### Exercise directions:
Using the listing below, return each line exactly as it reads.

### Records for processing:
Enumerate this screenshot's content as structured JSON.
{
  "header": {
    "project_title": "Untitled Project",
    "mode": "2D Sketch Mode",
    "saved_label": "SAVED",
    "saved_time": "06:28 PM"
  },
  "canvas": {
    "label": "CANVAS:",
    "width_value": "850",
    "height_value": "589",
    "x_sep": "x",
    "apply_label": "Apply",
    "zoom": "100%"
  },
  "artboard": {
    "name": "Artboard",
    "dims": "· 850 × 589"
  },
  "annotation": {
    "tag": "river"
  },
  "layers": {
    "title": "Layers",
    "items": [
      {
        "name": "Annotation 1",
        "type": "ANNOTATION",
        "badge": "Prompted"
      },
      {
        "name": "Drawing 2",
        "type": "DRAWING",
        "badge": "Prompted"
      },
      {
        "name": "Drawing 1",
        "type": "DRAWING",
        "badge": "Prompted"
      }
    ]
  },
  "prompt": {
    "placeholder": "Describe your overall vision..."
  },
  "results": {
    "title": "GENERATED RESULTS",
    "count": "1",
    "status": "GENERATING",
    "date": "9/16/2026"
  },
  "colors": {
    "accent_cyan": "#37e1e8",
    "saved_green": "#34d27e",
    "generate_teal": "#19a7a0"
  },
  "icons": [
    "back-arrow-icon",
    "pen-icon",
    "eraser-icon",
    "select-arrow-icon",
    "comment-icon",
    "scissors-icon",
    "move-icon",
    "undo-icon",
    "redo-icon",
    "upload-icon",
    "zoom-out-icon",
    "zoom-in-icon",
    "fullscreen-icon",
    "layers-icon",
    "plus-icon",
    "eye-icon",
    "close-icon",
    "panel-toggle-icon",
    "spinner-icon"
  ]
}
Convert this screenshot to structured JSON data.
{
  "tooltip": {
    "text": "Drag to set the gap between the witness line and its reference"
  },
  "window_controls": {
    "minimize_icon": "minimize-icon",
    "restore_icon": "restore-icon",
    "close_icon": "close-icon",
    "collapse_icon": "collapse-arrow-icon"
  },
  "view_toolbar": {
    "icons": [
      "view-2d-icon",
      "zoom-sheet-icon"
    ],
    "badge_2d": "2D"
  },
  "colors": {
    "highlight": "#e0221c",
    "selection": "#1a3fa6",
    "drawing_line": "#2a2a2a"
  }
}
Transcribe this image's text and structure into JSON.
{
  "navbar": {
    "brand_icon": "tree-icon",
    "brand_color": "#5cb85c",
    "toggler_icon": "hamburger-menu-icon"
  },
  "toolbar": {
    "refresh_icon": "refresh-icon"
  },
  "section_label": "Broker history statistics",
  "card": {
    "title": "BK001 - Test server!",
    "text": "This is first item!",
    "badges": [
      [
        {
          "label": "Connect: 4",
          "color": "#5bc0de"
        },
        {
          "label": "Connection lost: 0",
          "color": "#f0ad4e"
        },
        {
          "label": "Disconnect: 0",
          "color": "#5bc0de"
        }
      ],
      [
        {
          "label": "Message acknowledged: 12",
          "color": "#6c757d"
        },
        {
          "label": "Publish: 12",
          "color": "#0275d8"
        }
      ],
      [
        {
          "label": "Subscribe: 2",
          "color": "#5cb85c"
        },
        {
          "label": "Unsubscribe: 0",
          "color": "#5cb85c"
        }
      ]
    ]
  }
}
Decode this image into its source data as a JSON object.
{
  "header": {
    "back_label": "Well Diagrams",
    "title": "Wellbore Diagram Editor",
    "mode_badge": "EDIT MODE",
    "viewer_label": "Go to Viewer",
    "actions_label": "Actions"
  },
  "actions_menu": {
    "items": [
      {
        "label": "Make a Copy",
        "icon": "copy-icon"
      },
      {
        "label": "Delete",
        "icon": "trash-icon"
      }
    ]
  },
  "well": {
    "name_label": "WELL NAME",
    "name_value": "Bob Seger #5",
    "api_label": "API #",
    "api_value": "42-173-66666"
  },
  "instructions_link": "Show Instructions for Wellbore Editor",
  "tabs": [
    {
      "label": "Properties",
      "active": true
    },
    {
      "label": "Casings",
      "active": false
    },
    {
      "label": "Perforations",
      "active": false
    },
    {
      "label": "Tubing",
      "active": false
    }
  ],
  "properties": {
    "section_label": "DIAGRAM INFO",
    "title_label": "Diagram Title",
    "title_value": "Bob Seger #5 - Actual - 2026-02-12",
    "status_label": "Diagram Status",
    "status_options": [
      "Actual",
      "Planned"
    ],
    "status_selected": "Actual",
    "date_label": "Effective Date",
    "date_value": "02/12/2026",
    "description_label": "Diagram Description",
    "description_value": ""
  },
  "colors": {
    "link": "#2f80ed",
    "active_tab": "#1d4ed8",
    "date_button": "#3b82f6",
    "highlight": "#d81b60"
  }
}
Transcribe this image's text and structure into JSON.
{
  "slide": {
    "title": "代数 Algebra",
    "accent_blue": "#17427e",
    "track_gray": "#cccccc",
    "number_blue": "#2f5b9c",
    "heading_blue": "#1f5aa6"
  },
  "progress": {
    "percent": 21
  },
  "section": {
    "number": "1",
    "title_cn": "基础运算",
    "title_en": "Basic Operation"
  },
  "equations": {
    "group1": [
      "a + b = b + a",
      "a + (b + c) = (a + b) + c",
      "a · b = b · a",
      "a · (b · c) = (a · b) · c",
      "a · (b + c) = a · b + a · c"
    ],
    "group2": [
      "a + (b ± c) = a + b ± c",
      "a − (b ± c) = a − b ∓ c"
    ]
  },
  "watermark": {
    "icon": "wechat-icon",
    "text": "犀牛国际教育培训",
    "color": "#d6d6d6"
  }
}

### Written answer:
Enumerate this screenshot's content as structured JSON.
{
  "header": {
    "project_title": "Untitled Project",
    "mode": "2D Sketch Mode",
    "saved_label": "SAVED",
    "saved_time": "06:28 PM"
  },
  "canvas": {
    "label": "CANVAS:",
    "width_value": "850",
    "height_value": "589",
    "x_sep": "x",
    "apply_label": "Apply",
    "zoom": "100%"
  },
  "artboard": {
    "name": "Artboard",
    "dims": "· 850 × 589"
  },
  "annotation": {
    "tag": "river"
  },
  "layers": {
    "title": "Layers",
    "items": [
      {
        "name": "Annotation 1",
        "type": "ANNOTATION",
        "badge": "Prompted"
      },
      {
        "name": "Drawing 2",
        "type": "DRAWING",
        "badge": "Prompted"
      },
      {
        "name": "Drawing 1",
        "type": "DRAWING",
        "badge": "Prompted"
      }
    ]
  },
  "prompt": {
    "placeholder": "Describe your overall vision..."
  },
  "results": {
    "title": "GENERATED RESULTS",
    "count": "1",
    "status": "GENERATING",
    "date": "9/16/2026"
  },
  "colors": {
    "accent_cyan": "#37e1e8",
    "saved_green": "#34d27e",
    "generate_teal": "#19a7a0"
  },
  "icons": [
    "back-arrow-icon",
    "pen-icon",
    "eraser-icon",
    "select-arrow-icon",
    "comment-icon",
    "scissors-icon",
    "move-icon",
    "undo-icon",
    "redo-icon",
    "upload-icon",
    "zoom-out-icon",
    "zoom-in-icon",
    "fullscreen-icon",
    "layers-icon",
    "plus-icon",
    "eye-icon",
    "close-icon",
    "panel-toggle-icon",
    "spinner-icon"
  ]
}
Convert this screenshot to structured JSON data.
{
  "tooltip": {
    "text": "Drag to set the gap between the witness line and its reference"
  },
  "window_controls": {
    "minimize_icon": "minimize-icon",
    "restore_icon": "restore-icon",
    "close_icon": "close-icon",
    "collapse_icon": "collapse-arrow-icon"
  },
  "view_toolbar": {
    "icons": [
      "view-2d-icon",
      "zoom-sheet-icon"
    ],
    "badge_2d": "2D"
  },
  "colors": {
    "highlight": "#e0221c",
    "selection": "#1a3fa6",
    "drawing_line": "#2a2a2a"
  }
}
Transcribe this image's text and structure into JSON.
{
  "navbar": {
    "brand_icon": "tree-icon",
    "brand_color": "#5cb85c",
    "toggler_icon": "hamburger-menu-icon"
  },
  "toolbar": {
    "refresh_icon": "refresh-icon"
  },
  "section_label": "Broker history statistics",
  "card": {
    "title": "BK001 - Test server!",
    "text": "This is first item!",
    "badges": [
      [
        {
          "label": "Connect: 4",
          "color": "#5bc0de"
        },
        {
          "label": "Connection lost: 0",
          "color": "#f0ad4e"
        },
        {
          "label": "Disconnect: 0",
          "color": "#5bc0de"
        }
      ],
      [
        {
          "label": "Message acknowledged: 12",
          "color": "#6c757d"
        },
        {
          "label": "Publish: 12",
          "color": "#0275d8"
        }
      ],
      [
        {
          "label": "Subscribe: 2",
          "color": "#5cb85c"
        },
        {
          "label": "Unsubscribe: 0",
          "color": "#5cb85c"
        }
      ]
    ]
  }
}
Decode this image into its source data as a JSON object.
{
  "header": {
    "back_label": "Well Diagrams",
    "title": "Wellbore Diagram Editor",
    "mode_badge": "EDIT MODE",
    "viewer_label": "Go to Viewer",
    "actions_label": "Actions"
  },
  "actions_menu": {
    "items": [
      {
        "label": "Make a Copy",
        "icon": "copy-icon"
      },
      {
        "label": "Delete",
        "icon": "trash-icon"
      }
    ]
  },
  "well": {
    "name_label": "WELL NAME",
    "name_value": "Bob Seger #5",
    "api_label": "API #",
    "api_value": "42-173-66666"
  },
  "instructions_link": "Show Instructions for Wellbore Editor",
  "tabs": [
    {
      "label": "Properties",
      "active": true
    },
    {
      "label": "Casings",
      "active": false
    },
    {
      "label": "Perforations",
      "active": false
    },
    {
      "label": "Tubing",
      "active": false
    }
  ],
  "properties": {
    "section_label": "DIAGRAM INFO",
    "title_label": "Diagram Title",
    "title_value": "Bob Seger #5 - Actual - 2026-02-12",
    "status_label": "Diagram Status",
    "status_options": [
      "Actual",
      "Planned"
    ],
    "status_selected": "Actual",
    "date_label": "Effective Date",
    "date_value": "02/12/2026",
    "description_label": "Diagram Description",
    "description_value": ""
  },
  "colors": {
    "link": "#2f80ed",
    "active_tab": "#1d4ed8",
    "date_button": "#3b82f6",
    "highlight": "#d81b60"
  }
}
Transcribe this image's text and structure into JSON.
{
  "slide": {
    "title": "代数 Algebra",
    "accent_blue": "#17427e",
    "track_gray": "#cccccc",
    "number_blue": "#2f5b9c",
    "heading_blue": "#1f5aa6"
  },
  "progress": {
    "percent": 21
  },
  "section": {
    "number": "1",
    "title_cn": "基础运算",
    "title_en": "Basic Operation"
  },
  "equations": {
    "group1": [
      "a + b = b + a",
      "a + (b + c) = (a + b) + c",
      "a · b = b · a",
      "a · (b · c) = (a · b) · c",
      "a · (b + c) = a · b + a · c"
    ],
    "group2": [
      "a + (b ± c) = a + b ± c",
      "a − (b ± c) = a − b ∓ c"
    ]
  },
  "watermark": {
    "icon": "wechat-icon",
    "text": "犀牛国际教育培训",
    "color": "#d6d6d6"
  }
}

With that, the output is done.